EXERCISE DATA: Begin

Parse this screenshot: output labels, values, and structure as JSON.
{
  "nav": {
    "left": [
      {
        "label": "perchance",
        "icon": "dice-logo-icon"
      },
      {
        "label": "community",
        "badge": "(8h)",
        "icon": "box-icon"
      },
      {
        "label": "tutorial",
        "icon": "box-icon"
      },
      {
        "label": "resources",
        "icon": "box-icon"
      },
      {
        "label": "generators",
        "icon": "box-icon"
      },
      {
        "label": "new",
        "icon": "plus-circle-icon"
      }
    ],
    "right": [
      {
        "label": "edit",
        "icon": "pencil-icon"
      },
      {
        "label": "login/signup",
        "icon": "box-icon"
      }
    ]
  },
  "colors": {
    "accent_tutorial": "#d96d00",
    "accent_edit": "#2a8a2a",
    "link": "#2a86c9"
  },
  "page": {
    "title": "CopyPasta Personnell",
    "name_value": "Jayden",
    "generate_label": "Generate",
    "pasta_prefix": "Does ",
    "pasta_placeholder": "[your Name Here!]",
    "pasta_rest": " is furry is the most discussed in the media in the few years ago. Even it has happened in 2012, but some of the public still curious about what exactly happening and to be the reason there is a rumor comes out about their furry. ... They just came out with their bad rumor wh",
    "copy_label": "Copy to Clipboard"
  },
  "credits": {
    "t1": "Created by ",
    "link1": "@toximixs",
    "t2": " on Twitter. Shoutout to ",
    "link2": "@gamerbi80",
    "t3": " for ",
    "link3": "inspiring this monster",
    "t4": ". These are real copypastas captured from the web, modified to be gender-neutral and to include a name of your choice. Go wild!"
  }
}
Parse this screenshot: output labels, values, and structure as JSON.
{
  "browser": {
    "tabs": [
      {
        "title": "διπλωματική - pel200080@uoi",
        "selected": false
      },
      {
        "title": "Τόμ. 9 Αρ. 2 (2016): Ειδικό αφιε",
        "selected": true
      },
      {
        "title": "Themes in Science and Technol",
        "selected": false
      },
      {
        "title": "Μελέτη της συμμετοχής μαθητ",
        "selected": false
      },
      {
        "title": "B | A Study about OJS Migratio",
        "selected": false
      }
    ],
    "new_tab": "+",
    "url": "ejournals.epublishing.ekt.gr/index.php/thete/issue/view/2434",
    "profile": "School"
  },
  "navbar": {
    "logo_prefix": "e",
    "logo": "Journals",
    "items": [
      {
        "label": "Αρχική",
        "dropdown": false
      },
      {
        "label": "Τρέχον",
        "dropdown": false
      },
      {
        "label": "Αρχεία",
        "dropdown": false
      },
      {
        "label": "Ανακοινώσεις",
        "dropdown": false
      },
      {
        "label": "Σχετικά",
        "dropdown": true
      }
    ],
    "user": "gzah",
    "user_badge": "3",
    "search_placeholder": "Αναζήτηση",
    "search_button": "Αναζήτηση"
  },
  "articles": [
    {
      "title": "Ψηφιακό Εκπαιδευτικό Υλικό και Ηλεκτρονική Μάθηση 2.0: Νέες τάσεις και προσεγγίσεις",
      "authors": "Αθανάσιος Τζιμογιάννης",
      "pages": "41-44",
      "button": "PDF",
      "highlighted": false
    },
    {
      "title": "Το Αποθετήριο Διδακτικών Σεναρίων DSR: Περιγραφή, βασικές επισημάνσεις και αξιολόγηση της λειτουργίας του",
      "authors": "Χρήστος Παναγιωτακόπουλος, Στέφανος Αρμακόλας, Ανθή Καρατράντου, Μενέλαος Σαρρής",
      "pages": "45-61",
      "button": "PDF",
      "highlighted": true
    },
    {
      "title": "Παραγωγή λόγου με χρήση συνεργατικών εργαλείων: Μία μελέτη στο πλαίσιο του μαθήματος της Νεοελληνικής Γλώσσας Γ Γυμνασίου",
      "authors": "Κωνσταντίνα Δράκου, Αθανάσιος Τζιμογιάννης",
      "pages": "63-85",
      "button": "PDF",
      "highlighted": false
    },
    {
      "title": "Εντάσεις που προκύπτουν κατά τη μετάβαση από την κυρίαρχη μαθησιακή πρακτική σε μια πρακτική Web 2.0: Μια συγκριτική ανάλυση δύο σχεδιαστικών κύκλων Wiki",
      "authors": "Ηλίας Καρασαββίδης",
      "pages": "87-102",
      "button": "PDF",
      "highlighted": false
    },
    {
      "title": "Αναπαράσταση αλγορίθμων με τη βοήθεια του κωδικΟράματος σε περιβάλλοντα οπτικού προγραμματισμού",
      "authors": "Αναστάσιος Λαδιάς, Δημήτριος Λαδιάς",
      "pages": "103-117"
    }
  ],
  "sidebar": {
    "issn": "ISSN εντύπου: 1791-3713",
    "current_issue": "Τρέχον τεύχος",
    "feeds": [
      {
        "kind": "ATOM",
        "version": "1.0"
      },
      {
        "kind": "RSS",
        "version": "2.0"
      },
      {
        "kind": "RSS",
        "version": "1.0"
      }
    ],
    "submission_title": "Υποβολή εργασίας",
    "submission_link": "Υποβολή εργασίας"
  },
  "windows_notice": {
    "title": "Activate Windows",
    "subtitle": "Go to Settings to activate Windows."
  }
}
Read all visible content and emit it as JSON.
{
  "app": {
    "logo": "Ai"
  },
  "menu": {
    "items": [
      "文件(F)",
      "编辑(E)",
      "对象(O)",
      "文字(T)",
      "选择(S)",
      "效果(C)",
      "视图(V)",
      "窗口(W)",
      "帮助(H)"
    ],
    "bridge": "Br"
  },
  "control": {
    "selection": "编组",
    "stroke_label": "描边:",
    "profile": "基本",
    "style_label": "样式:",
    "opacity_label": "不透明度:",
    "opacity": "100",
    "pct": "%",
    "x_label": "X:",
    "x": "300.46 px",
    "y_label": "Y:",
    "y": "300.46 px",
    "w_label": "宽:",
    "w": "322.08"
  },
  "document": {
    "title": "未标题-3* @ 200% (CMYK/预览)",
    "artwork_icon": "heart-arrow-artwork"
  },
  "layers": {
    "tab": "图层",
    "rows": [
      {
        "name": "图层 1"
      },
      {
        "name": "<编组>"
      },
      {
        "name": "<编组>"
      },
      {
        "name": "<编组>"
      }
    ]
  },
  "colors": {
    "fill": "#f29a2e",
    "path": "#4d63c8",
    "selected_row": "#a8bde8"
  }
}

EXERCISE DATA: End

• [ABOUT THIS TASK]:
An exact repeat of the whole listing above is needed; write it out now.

• [ANSWER FOR THIS EXERCISE]:
Parse this screenshot: output labels, values, and structure as JSON.
{
  "nav": {
    "left": [
      {
        "label": "perchance",
        "icon": "dice-logo-icon"
      },
      {
        "label": "community",
        "badge": "(8h)",
        "icon": "box-icon"
      },
      {
        "label": "tutorial",
        "icon": "box-icon"
      },
      {
        "label": "resources",
        "icon": "box-icon"
      },
      {
        "label": "generators",
        "icon": "box-icon"
      },
      {
        "label": "new",
        "icon": "plus-circle-icon"
      }
    ],
    "right": [
      {
        "label": "edit",
        "icon": "pencil-icon"
      },
      {
        "label": "login/signup",
        "icon": "box-icon"
      }
    ]
  },
  "colors": {
    "accent_tutorial": "#d96d00",
    "accent_edit": "#2a8a2a",
    "link": "#2a86c9"
  },
  "page": {
    "title": "CopyPasta Personnell",
    "name_value": "Jayden",
    "generate_label": "Generate",
    "pasta_prefix": "Does ",
    "pasta_placeholder": "[your Name Here!]",
    "pasta_rest": " is furry is the most discussed in the media in the few years ago. Even it has happened in 2012, but some of the public still curious about what exactly happening and to be the reason there is a rumor comes out about their furry. ... They just came out with their bad rumor wh",
    "copy_label": "Copy to Clipboard"
  },
  "credits": {
    "t1": "Created by ",
    "link1": "@toximixs",
    "t2": " on Twitter. Shoutout to ",
    "link2": "@gamerbi80",
    "t3": " for ",
    "link3": "inspiring this monster",
    "t4": ". These are real copypastas captured from the web, modified to be gender-neutral and to include a name of your choice. Go wild!"
  }
}
Parse this screenshot: output labels, values, and structure as JSON.
{
  "browser": {
    "tabs": [
      {
        "title": "διπλωματική - pel200080@uoi",
        "selected": false
      },
      {
        "title": "Τόμ. 9 Αρ. 2 (2016): Ειδικό αφιε",
        "selected": true
      },
      {
        "title": "Themes in Science and Technol",
        "selected": false
      },
      {
        "title": "Μελέτη της συμμετοχής μαθητ",
        "selected": false
      },
      {
        "title": "B | A Study about OJS Migratio",
        "selected": false
      }
    ],
    "new_tab": "+",
    "url": "ejournals.epublishing.ekt.gr/index.php/thete/issue/view/2434",
    "profile": "School"
  },
  "navbar": {
    "logo_prefix": "e",
    "logo": "Journals",
    "items": [
      {
        "label": "Αρχική",
        "dropdown": false
      },
      {
        "label": "Τρέχον",
        "dropdown": false
      },
      {
        "label": "Αρχεία",
        "dropdown": false
      },
      {
        "label": "Ανακοινώσεις",
        "dropdown": false
      },
      {
        "label": "Σχετικά",
        "dropdown": true
      }
    ],
    "user": "gzah",
    "user_badge": "3",
    "search_placeholder": "Αναζήτηση",
    "search_button": "Αναζήτηση"
  },
  "articles": [
    {
      "title": "Ψηφιακό Εκπαιδευτικό Υλικό και Ηλεκτρονική Μάθηση 2.0: Νέες τάσεις και προσεγγίσεις",
      "authors": "Αθανάσιος Τζιμογιάννης",
      "pages": "41-44",
      "button": "PDF",
      "highlighted": false
    },
    {
      "title": "Το Αποθετήριο Διδακτικών Σεναρίων DSR: Περιγραφή, βασικές επισημάνσεις και αξιολόγηση της λειτουργίας του",
      "authors": "Χρήστος Παναγιωτακόπουλος, Στέφανος Αρμακόλας, Ανθή Καρατράντου, Μενέλαος Σαρρής",
      "pages": "45-61",
      "button": "PDF",
      "highlighted": true
    },
    {
      "title": "Παραγωγή λόγου με χρήση συνεργατικών εργαλείων: Μία μελέτη στο πλαίσιο του μαθήματος της Νεοελληνικής Γλώσσας Γ Γυμνασίου",
      "authors": "Κωνσταντίνα Δράκου, Αθανάσιος Τζιμογιάννης",
      "pages": "63-85",
      "button": "PDF",
      "highlighted": false
    },
    {
      "title": "Εντάσεις που προκύπτουν κατά τη μετάβαση από την κυρίαρχη μαθησιακή πρακτική σε μια πρακτική Web 2.0: Μια συγκριτική ανάλυση δύο σχεδιαστικών κύκλων Wiki",
      "authors": "Ηλίας Καρασαββίδης",
      "pages": "87-102",
      "button": "PDF",
      "highlighted": false
    },
    {
      "title": "Αναπαράσταση αλγορίθμων με τη βοήθεια του κωδικΟράματος σε περιβάλλοντα οπτικού προγραμματισμού",
      "authors": "Αναστάσιος Λαδιάς, Δημήτριος Λαδιάς",
      "pages": "103-117"
    }
  ],
  "sidebar": {
    "issn": "ISSN εντύπου: 1791-3713",
    "current_issue": "Τρέχον τεύχος",
    "feeds": [
      {
        "kind": "ATOM",
        "version": "1.0"
      },
      {
        "kind": "RSS",
        "version": "2.0"
      },
      {
        "kind": "RSS",
        "version": "1.0"
      }
    ],
    "submission_title": "Υποβολή εργασίας",
    "submission_link": "Υποβολή εργασίας"
  },
  "windows_notice": {
    "title": "Activate Windows",
    "subtitle": "Go to Settings to activate Windows."
  }
}
Read all visible content and emit it as JSON.
{
  "app": {
    "logo": "Ai"
  },
  "menu": {
    "items": [
      "文件(F)",
      "编辑(E)",
      "对象(O)",
      "文字(T)",
      "选择(S)",
      "效果(C)",
      "视图(V)",
      "窗口(W)",
      "帮助(H)"
    ],
    "bridge": "Br"
  },
  "control": {
    "selection": "编组",
    "stroke_label": "描边:",
    "profile": "基本",
    "style_label": "样式:",
    "opacity_label": "不透明度:",
    "opacity": "100",
    "pct": "%",
    "x_label": "X:",
    "x": "300.46 px",
    "y_label": "Y:",
    "y": "300.46 px",
    "w_label": "宽:",
    "w": "322.08"
  },
  "document": {
    "title": "未标题-3* @ 200% (CMYK/预览)",
    "artwork_icon": "heart-arrow-artwork"
  },
  "layers": {
    "tab": "图层",
    "rows": [
      {
        "name": "图层 1"
      },
      {
        "name": "<编组>"
      },
      {
        "name": "<编组>"
      },
      {
        "name": "<编组>"
      }
    ]
  },
  "colors": {
    "fill": "#f29a2e",
    "path": "#4d63c8",
    "selected_row": "#a8bde8"
  }
}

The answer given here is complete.